".." This means the parent directory of the current directory. The parent directory is the directory above the current directory. If your current directory is UnixNotes, cd .. would change the current directory to the Home/ctplab directory. cp - Copy File Usage: cp <source> <destination> The cp command makes a copy of the file named <source> and saves the copy with the name <destination>. Note the names of the source and destination may include the full path name, if your source (fileto be copied) or destination (fileto copy to) are not in the current directory. The cp command is for files only. If you wish to copy a directory using the cp command, you must include the recursive option (cp -r) Example: If you enter the command: cp /home/ctplab/UnixNotes/backupinfo.doc /home/ctplab/UnixNotes/Assignment/assign.doc This command will make a copy of the file backupinfo.doc in the Backup directory, and save the copy in the Assignment directory with the name assign.doc. cp -r Recursive Copy Directory This command is used when you are copying a directory. The -r is the recursive flag which tells Unix to copy the directory and everything inside of it to the new directory. mv - Move/Rename File or Directory Usage: mv <source> <destination> This command moves the file or directory named <source> to <destination>. It also the command which is used to rename a file or directory. Example: Assume your current working directory is /home/ctplab/UnixNotes/Backup. If you enter the command: mv backupinfo.doc backinfo.doc, it will rename the file backupinfo.doc to backinfo.doc. Once the command is executed, there will be only one file in the directory Backup, with the name backinfo.doc. To move a directory, if you type the command: mv /home/ctplab/UnixNotes/Assignment /home/ctplab/UnixNotes/Backup, you move the entire directory (including all the files and directories it contains) into the Backup directory. rmdir - Remove Directory Usage: rmdir <directory name> The rmdir command removes/deletes a directory with the name <directory name>. To delete a directory, you must first delete all directories and files inside the directory you want to delete. rm - Remove/Delete a File Usage: rm <name> This command is used to delete one or more files, were <name> is the name of the file(s) to be deleted. You can use the wildcard (*) to delete more than one file. For example rm *.doc would remove all files in the current directory whose extension was .doc rm -r Remove/Delete a Directory and its contents The rm command can also be used to delete directories and everything that they contain. To delete a directory and it's contents, the -r flag is added to the rm command, rm -r. The -r option means recursive, and will delete the directory and everything it contains.

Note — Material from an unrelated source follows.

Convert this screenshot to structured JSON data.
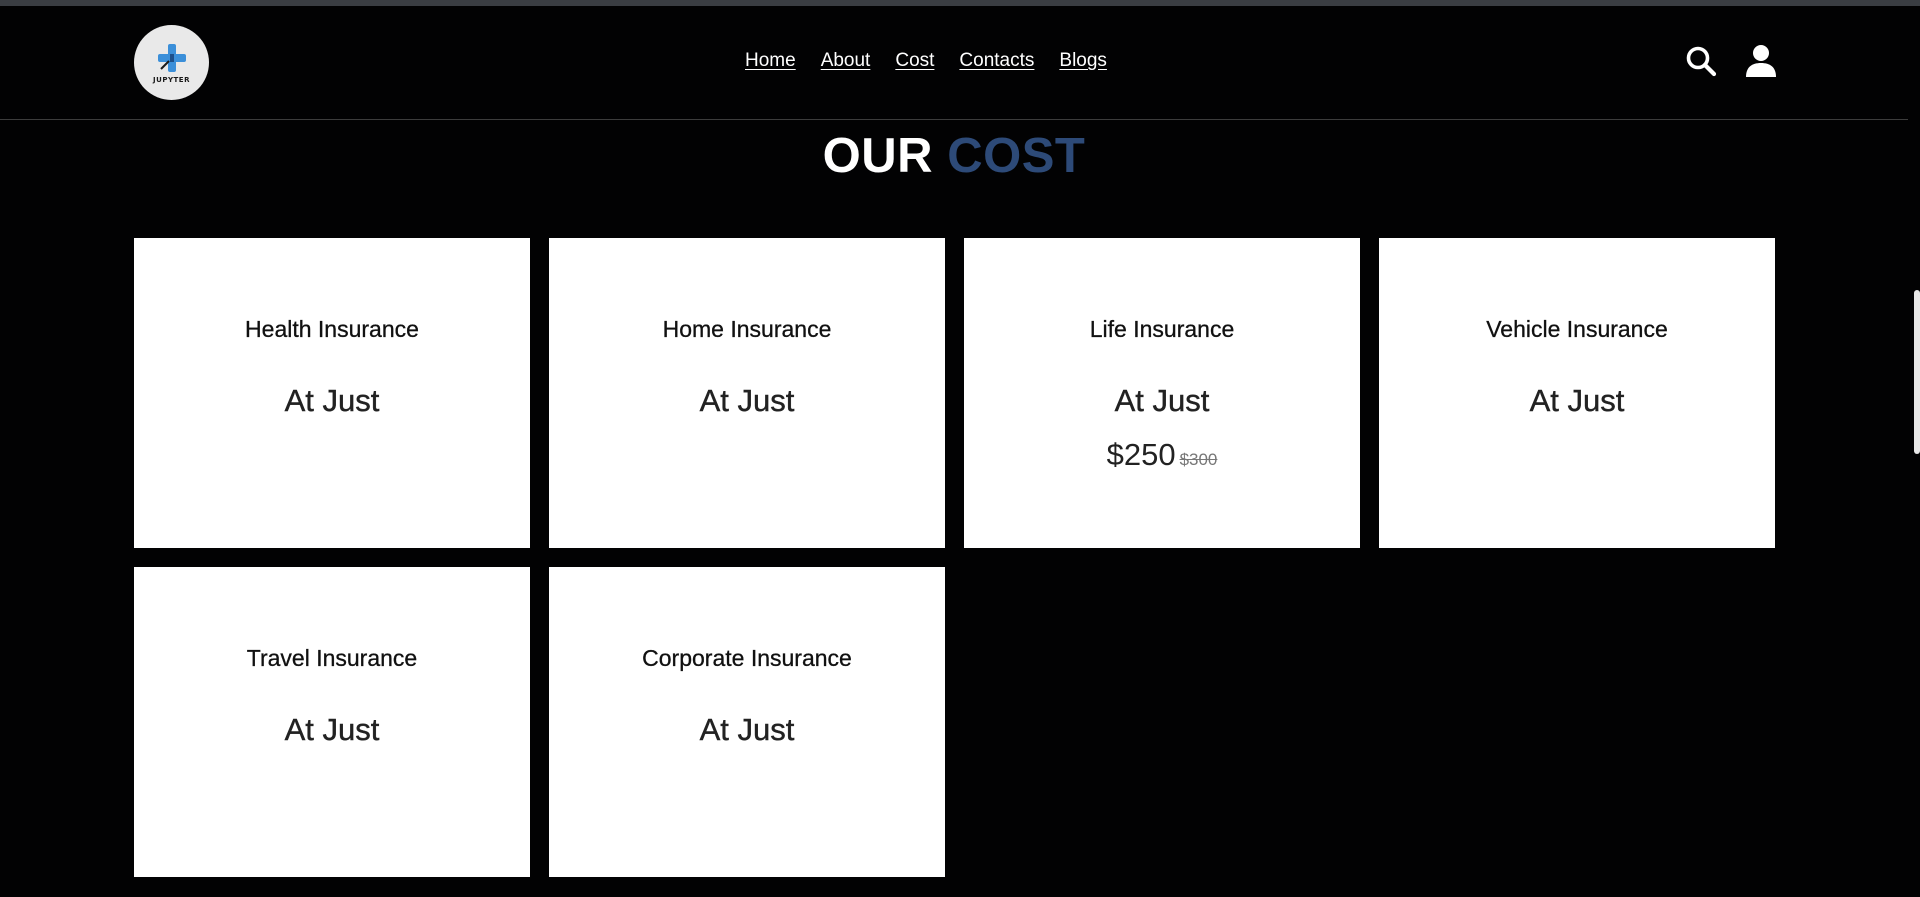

Exercises
1. Create the following directory structure in your home directory. Note code

courses ctp els

personal

VB

java projects assign Objects.doc

web

other

termp

1. Copy the projects directory under the courses directory. cp r ~/Note/code/java/projects ~/Note/courses 2. Use the OpenOffice Writer to create a file, lab.doc under the directory ctp. 3. Copy the file lab.doc to the root directory and rename it to lab3.doc cp ~/Note/courses/ctp/lab.doc ~/lab3.doc 4. Move the other directory under code. mv ~/Note/personal/other ~/Note/code 5. Delete the Java directory along with its subdirectories. rm r ~/Note/code/Java 6. Rename the code directory to script. mv ~/Note/code ~/Note/script 7. Display a detailed list of the contents of courses directory. ls l ~/Note/courses 8. Current directory: ~/Note/personal/web mkdir ../html 9. Current directory: ~/Note/courses/els cp ../ctp/lab.doc . 10. Current directory: ~/Note/personal cp r html web